  • Merete Bilde, Department of Chemistry, DKK 3,571,604, Research infrastructure: What is in the air?
  • Kurt Vesterager Gothelf, Department of Chemistry, DKK 1,266,113, Research infrastructure: Mass spectrometer for analysis of protein and oligonucleotide conjugates.
  • Magnus Kjærgaard, Department of Molecular Biology and Genetics, DKK 1,234,240, Research infrastructure: Instrument for characterization of biomolecular phase transitions.
  • Poul Nissen, Department of Molecular Biology and Genetics, DKK 1,329,070, Research infrastructure: Mass photometry for structural studies of complex biomolecular assemblies.
  • Peter Klemmed Bjørk, Department of Molecular Biology and Genetics, DKK 820,000, Internationalisation Fellowship at New York University School of Medicine: Structure of full-length FLS2 and BAK1 dimer complex by cryogenic electron microscopy.
  • Ditlev Egeskov Brodersen, Department of Molecular Biology and Genetics, DKK 234,910, Research infrastructure: Understanding the molecular basis of bacterial survival.
  • Rune Hartmann, Department of Molecular Biology and Genetics, DKK 153,767, Research infrastructure: Does ubiquitination of cGLR2 play a key role in establishing an antiviral response in Drosophila melanogaster?
  • Torben Heick Jensen, Department of Molecular Biology and Genetics, DKK 300,930, Research infrastructure: Single molecule RNA:Protein interaction dynamics.
  • Christian Kroun Damgaard, Department of Molecular Biology and Genetics, DKK 353,942, Research infrastructure: CRISPR dCas13 tools to study circular RNA-protein interactions in living human cells.
  • Kasper Røjkjær Andersen, Department of Molecular Biology and Genetics, DKK 4,999,929, Young Researcher Fellowship: Cryo-EM investigation of LysM receptors and calcium decoders governing plant-microbe interactions.

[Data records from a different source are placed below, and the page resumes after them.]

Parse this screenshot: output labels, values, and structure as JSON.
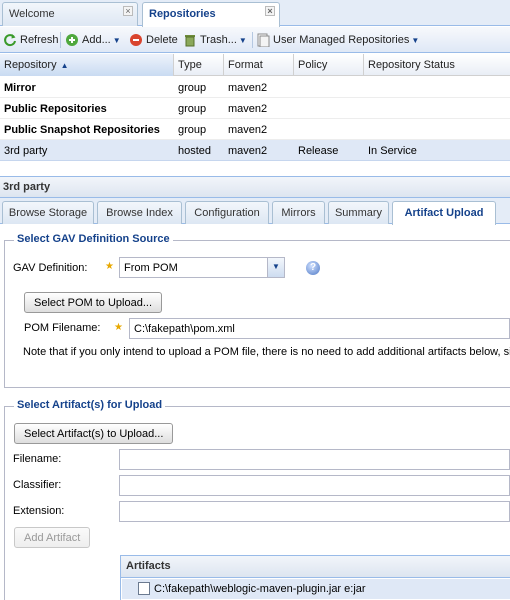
{
  "top_tabs": [
    {
      "label": "Welcome"
    },
    {
      "label": "Repositories"
    }
  ],
  "toolbar": {
    "refresh": "Refresh",
    "add": "Add...",
    "delete": "Delete",
    "trash": "Trash...",
    "user_managed": "User Managed Repositories"
  },
  "grid": {
    "columns": [
      "Repository",
      "Type",
      "Format",
      "Policy",
      "Repository Status"
    ],
    "rows": [
      {
        "name": "Mirror",
        "type": "group",
        "format": "maven2",
        "policy": "",
        "status": ""
      },
      {
        "name": "Public Repositories",
        "type": "group",
        "format": "maven2",
        "policy": "",
        "status": ""
      },
      {
        "name": "Public Snapshot Repositories",
        "type": "group",
        "format": "maven2",
        "policy": "",
        "status": ""
      },
      {
        "name": "3rd party",
        "type": "hosted",
        "format": "maven2",
        "policy": "Release",
        "status": "In Service"
      }
    ]
  },
  "detail": {
    "title": "3rd party",
    "tabs": [
      "Browse Storage",
      "Browse Index",
      "Configuration",
      "Mirrors",
      "Summary",
      "Artifact Upload"
    ]
  },
  "gav_section": {
    "legend": "Select GAV Definition Source",
    "gav_label": "GAV Definition:",
    "gav_value": "From POM",
    "select_pom_button": "Select POM to Upload...",
    "pom_label": "POM Filename:",
    "pom_value": "C:\\fakepath\\pom.xml",
    "note": "Note that if you only intend to upload a POM file, there is no need to add additional artifacts below, si"
  },
  "artifact_section": {
    "legend": "Select Artifact(s) for Upload",
    "select_button": "Select Artifact(s) to Upload...",
    "filename_label": "Filename:",
    "classifier_label": "Classifier:",
    "extension_label": "Extension:",
    "add_button": "Add Artifact",
    "artifacts_header": "Artifacts",
    "artifacts": [
      "C:\\fakepath\\weblogic-maven-plugin.jar e:jar"
    ]
  },
  "colors": {
    "accent": "#15428b",
    "border": "#99bbe8",
    "selected_row": "#dfe8f6",
    "required_star": "#e8a800"
  }
}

  • Ulf Andersson Vang Ørom, Department of Molecular Biology and Genetics, DKK 209,500, Research infrastructure: The+A2:H58 role of RNA modifications in liquid-liquid phase separation.
  • Peter Ebert Andersen, Aarhus Institute of Advanced Studies, DKK 278,000, Research infrastructure: A system for molecular characterization of intragenomic conflicts.